Wheat futures moved generally higher Thursday. Actually, given the negative weather and crop news dominating the market lately, it was slightly surprising that prices did not rise more substantially. Ultimately, recent gains may have largely incorporated the bullish views held by many in the market. The Export Sales report seemingly had little impact, possibly due to the neutral nature of the old crop result (new crop sales seemed supportive). July CBOT wheat futures rose 7.5 cents to $7.285/bushel as the Chicago session ended, while July KCBT wheat climbed 8.75 cents to $7.9075 and July MGE futures jumped 10.75 cents to $8.2525.
Cattle futures continued their Wednesday surge Thursday. Late reports indicated considerable cash market firmness Wednesday afternoon, but spiking wholesale prices almost surely powered the market upward once again. For example, choice cutout jumped 0.81 cents to 200.30 cents/pound at midday, which marked its first time above the $2.00 level since October 2003. Beef certainly seems to be headed even higher.
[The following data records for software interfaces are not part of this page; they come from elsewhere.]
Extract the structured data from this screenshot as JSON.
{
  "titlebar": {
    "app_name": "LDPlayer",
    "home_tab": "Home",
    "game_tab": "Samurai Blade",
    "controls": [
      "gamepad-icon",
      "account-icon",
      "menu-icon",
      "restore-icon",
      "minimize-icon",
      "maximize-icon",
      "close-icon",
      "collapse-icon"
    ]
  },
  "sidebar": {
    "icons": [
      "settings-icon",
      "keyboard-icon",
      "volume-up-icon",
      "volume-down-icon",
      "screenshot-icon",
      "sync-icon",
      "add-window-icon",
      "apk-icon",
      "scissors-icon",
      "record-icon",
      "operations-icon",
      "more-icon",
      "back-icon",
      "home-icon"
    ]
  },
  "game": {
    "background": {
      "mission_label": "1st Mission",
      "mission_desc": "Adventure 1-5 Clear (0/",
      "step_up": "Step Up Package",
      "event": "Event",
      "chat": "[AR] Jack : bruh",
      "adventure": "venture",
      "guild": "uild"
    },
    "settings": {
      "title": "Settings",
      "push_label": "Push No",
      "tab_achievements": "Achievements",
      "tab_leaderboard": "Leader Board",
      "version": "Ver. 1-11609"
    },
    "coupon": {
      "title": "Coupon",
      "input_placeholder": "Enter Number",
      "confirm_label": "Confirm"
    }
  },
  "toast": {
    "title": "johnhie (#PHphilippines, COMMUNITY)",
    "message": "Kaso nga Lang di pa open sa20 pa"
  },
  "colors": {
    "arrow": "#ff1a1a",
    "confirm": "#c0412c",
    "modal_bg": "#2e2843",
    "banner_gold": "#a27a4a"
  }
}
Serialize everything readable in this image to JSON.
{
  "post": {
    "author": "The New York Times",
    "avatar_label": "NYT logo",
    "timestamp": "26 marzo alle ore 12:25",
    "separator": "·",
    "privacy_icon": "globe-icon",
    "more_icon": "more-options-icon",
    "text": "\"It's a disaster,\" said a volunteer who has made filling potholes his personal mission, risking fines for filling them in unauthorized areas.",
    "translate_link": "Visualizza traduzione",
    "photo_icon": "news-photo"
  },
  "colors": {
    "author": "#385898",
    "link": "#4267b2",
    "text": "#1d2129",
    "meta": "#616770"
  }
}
June cattle closed 1.17 cents higher at 123.65 cents/pound Thursday afternoon, while December gained 0.47 cents to 128.30. August feeder cattle futures climbed 0.92 cents to 149.65 cents/pound, while November added 0.77 cents to 154.27
CME lean hog proved unable to follow cattle futures higher Thursday despite very similar fundamentals. That is, tight seasonal supplies and resurgent consumer demand will very likely push cash hog and wholesale pork prices higher over the next 6-8 weeks. However, CME futures are already trading at substantial premiums to spot values. Moreover, the midday wholesale quote posted a stunning decline. June hog futures slipped 0.12 cents to 92.82 cents/pound in late Thursday trading, while December futures ended the day unchanged at 78.65.
- Commentary: Blame anti-GMO groups for deaths
- Julie Borlaug says biotech is necessary in fight against hunger
- What does “sustainable” food and agriculture really mean?
- Ohio bill to require certification to apply fertilizer
- Carbon-dioxide hurts nitrogen assimilation by plants
- DuPont calls on Congress to preserve RFS